**Task directions**
How many lines of the entries below contain the string "text"? State the number alone.
»»
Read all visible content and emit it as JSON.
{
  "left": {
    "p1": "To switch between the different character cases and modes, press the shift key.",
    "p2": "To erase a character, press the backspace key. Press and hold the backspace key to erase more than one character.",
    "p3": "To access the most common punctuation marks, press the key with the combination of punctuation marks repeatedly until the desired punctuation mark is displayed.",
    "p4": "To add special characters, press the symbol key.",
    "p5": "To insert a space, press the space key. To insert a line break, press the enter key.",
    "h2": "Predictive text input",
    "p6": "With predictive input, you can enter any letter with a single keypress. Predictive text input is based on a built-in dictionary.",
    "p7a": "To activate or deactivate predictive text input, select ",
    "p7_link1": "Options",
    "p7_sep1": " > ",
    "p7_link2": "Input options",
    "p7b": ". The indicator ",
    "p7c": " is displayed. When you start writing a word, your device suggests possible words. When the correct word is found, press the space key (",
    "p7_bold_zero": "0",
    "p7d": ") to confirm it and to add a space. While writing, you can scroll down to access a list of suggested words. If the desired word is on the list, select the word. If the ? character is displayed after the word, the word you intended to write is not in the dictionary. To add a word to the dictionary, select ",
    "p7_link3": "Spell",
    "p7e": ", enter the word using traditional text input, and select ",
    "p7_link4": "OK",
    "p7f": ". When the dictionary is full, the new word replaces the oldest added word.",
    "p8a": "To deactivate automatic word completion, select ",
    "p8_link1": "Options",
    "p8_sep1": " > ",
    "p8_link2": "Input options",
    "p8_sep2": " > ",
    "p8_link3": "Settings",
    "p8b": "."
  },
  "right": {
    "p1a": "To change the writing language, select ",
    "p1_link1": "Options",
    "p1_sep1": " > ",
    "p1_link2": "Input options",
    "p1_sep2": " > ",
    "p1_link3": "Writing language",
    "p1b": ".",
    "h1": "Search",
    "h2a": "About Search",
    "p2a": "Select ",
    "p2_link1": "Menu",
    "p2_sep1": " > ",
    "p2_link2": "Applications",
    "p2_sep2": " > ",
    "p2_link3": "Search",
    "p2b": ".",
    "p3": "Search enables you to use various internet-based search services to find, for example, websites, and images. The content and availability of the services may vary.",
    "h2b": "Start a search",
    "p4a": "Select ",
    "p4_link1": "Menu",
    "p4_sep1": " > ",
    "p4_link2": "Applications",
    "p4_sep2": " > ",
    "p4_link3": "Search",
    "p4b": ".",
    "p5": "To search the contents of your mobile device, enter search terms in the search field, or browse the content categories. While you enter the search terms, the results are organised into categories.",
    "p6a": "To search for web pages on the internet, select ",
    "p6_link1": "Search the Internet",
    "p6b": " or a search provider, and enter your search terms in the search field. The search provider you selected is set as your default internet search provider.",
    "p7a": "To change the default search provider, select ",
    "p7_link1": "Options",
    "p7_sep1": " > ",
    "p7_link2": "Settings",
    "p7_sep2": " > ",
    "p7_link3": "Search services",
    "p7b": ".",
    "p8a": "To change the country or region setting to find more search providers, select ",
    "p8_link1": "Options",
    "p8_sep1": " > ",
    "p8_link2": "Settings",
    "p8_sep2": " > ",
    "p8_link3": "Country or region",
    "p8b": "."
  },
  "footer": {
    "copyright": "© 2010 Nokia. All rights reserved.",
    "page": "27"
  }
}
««
**Exercise solution**
4